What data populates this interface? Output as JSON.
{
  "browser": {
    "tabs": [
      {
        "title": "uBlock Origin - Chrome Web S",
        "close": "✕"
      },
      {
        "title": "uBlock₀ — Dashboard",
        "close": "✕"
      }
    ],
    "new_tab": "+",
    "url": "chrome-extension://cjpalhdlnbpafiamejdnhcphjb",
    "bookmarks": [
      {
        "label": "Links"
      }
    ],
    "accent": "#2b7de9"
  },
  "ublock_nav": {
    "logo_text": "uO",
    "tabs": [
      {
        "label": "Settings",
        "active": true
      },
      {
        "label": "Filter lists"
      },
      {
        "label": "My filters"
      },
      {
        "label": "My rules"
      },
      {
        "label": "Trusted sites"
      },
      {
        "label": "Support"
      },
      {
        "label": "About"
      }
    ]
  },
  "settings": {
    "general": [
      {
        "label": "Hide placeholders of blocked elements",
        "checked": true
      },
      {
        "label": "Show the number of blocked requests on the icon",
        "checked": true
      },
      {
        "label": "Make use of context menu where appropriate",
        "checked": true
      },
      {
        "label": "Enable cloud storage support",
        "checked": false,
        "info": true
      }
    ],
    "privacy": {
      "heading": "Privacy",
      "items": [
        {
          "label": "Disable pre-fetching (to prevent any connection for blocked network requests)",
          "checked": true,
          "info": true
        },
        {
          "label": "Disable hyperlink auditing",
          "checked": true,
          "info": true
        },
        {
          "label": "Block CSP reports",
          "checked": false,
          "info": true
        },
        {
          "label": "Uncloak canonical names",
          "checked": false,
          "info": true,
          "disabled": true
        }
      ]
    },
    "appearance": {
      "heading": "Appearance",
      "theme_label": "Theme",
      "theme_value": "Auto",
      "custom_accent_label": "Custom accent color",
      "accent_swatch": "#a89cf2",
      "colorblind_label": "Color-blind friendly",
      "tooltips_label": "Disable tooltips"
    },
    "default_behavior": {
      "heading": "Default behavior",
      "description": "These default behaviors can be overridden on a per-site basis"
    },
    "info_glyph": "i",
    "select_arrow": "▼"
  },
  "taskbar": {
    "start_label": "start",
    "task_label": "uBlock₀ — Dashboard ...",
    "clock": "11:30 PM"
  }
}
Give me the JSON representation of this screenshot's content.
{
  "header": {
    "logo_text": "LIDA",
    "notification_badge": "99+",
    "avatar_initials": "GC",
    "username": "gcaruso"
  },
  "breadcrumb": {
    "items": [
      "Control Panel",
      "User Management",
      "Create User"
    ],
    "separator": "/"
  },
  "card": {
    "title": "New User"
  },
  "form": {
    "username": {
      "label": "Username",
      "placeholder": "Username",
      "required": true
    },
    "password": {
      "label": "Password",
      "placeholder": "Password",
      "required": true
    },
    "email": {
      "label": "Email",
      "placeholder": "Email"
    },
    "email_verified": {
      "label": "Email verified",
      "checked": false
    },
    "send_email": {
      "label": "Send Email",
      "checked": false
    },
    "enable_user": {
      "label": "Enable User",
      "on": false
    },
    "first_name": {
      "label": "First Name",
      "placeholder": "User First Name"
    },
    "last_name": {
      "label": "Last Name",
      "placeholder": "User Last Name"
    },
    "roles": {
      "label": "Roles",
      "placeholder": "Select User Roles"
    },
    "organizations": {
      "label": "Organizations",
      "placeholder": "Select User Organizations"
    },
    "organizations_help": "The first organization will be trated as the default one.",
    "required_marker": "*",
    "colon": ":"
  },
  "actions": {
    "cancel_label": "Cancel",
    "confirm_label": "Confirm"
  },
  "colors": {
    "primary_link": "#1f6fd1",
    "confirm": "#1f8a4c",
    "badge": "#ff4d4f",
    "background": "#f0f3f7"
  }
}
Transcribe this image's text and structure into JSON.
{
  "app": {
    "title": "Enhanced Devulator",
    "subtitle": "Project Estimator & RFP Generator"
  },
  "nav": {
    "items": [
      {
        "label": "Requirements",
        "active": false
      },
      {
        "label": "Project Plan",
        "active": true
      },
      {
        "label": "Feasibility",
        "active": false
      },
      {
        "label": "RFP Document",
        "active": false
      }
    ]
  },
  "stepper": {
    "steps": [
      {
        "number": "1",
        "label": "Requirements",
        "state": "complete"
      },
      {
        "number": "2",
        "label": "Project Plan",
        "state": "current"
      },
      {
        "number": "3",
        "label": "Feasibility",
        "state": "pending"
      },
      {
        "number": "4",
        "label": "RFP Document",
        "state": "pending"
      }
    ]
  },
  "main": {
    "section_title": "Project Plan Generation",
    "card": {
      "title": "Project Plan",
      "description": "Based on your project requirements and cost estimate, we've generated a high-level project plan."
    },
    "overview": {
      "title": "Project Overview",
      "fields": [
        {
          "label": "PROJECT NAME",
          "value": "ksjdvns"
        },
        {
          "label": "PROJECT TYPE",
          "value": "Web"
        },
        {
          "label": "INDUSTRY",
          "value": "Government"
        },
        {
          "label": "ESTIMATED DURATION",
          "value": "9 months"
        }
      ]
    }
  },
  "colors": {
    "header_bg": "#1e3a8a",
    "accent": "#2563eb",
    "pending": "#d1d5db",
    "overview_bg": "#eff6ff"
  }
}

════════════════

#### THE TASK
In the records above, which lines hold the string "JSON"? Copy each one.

#### EXPECTED ANSWER
What data populates this interface? Output as JSON.
Give me the JSON representation of this screenshot's content.
Transcribe this image's text and structure into JSON.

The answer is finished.